Exercise => Which lines of the data hold the word "month"? Copy all of them.

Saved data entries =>

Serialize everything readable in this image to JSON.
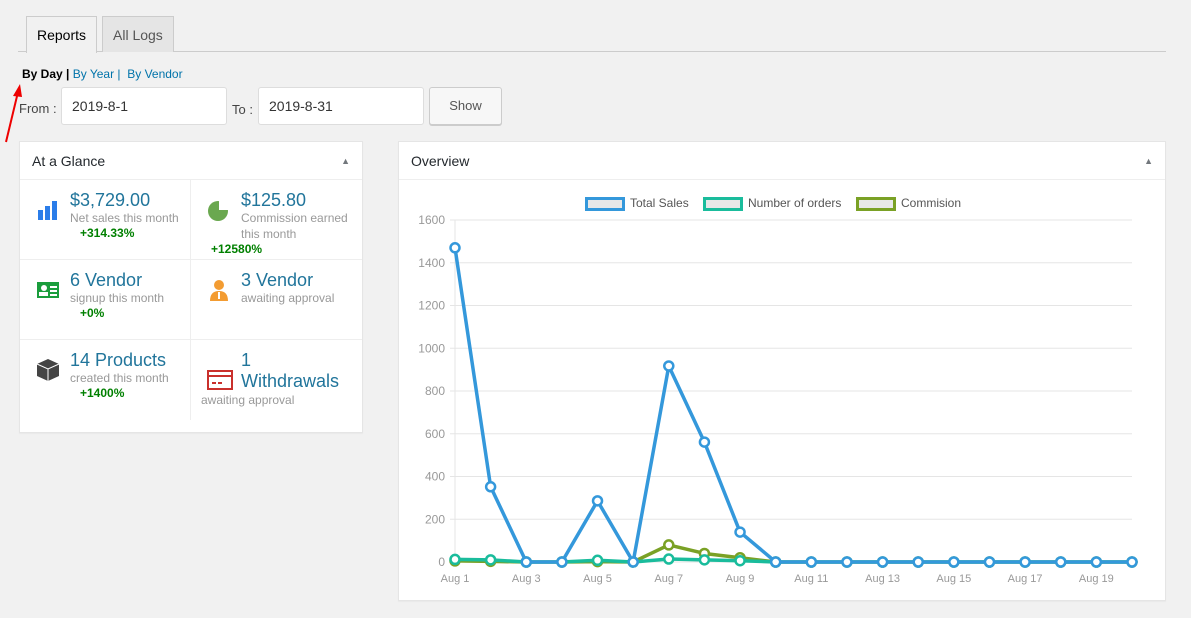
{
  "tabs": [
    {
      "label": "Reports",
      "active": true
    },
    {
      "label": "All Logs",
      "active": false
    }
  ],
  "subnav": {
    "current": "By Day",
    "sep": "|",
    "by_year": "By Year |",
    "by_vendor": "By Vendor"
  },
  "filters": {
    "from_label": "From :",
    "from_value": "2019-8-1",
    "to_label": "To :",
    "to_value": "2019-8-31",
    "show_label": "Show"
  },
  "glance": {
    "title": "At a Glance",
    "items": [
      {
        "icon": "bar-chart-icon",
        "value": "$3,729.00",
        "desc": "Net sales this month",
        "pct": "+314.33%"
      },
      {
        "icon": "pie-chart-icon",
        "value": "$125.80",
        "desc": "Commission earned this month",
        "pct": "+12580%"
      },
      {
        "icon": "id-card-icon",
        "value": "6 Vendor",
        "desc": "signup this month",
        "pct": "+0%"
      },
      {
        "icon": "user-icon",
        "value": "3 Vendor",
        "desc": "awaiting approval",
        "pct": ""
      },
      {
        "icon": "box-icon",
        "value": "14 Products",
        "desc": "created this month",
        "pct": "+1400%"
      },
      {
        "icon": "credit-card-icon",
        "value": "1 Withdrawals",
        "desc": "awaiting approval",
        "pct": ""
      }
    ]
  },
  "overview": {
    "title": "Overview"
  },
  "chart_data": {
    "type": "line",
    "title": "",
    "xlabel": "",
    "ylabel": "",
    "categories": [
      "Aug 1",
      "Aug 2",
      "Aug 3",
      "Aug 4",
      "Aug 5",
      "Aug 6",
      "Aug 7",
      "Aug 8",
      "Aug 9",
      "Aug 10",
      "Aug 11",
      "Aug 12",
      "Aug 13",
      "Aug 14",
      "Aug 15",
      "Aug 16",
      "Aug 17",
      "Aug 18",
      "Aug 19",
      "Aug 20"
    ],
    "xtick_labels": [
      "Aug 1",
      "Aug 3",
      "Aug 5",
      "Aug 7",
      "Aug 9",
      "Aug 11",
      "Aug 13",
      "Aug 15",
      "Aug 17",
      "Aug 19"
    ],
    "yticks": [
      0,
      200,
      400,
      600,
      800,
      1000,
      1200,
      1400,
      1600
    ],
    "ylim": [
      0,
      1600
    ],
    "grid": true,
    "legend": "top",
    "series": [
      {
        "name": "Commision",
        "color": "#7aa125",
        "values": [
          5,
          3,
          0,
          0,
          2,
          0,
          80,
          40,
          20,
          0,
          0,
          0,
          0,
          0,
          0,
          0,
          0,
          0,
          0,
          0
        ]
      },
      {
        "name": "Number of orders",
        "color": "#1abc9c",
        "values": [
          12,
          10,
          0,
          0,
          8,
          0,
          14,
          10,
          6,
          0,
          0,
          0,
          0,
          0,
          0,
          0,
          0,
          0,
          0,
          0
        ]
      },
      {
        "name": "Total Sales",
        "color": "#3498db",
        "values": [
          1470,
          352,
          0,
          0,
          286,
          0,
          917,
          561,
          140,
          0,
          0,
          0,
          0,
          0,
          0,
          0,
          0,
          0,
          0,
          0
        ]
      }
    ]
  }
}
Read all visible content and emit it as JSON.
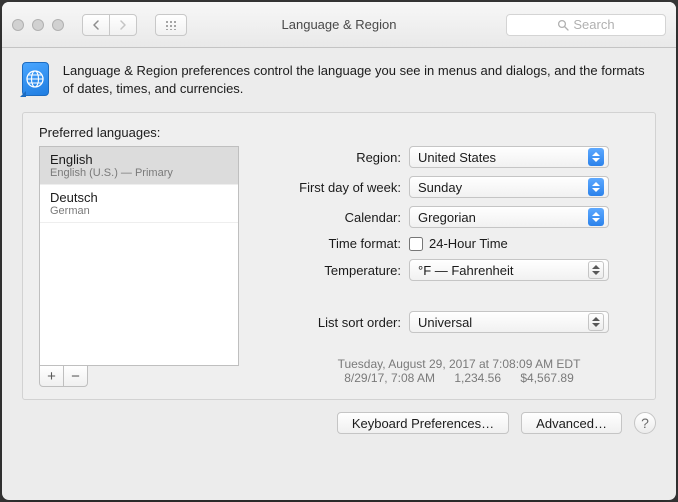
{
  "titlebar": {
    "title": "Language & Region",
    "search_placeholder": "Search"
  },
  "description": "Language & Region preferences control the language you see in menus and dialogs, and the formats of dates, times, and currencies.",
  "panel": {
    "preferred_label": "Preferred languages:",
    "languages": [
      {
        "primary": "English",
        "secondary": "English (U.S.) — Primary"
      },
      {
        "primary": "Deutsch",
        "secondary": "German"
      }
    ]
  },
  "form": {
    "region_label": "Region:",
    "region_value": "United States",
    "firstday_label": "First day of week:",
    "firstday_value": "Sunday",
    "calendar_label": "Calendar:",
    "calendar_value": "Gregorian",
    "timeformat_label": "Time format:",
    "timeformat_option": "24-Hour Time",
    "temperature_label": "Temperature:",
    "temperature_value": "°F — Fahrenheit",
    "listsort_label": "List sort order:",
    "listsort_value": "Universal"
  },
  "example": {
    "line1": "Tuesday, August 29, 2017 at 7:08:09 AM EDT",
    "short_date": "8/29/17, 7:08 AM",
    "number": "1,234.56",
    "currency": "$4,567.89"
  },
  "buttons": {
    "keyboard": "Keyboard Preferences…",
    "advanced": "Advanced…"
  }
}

Solution below =>
        "desc": "Net sales this month",
        "desc": "Commission earned this month",
        "desc": "signup this month",
        "desc": "created this month",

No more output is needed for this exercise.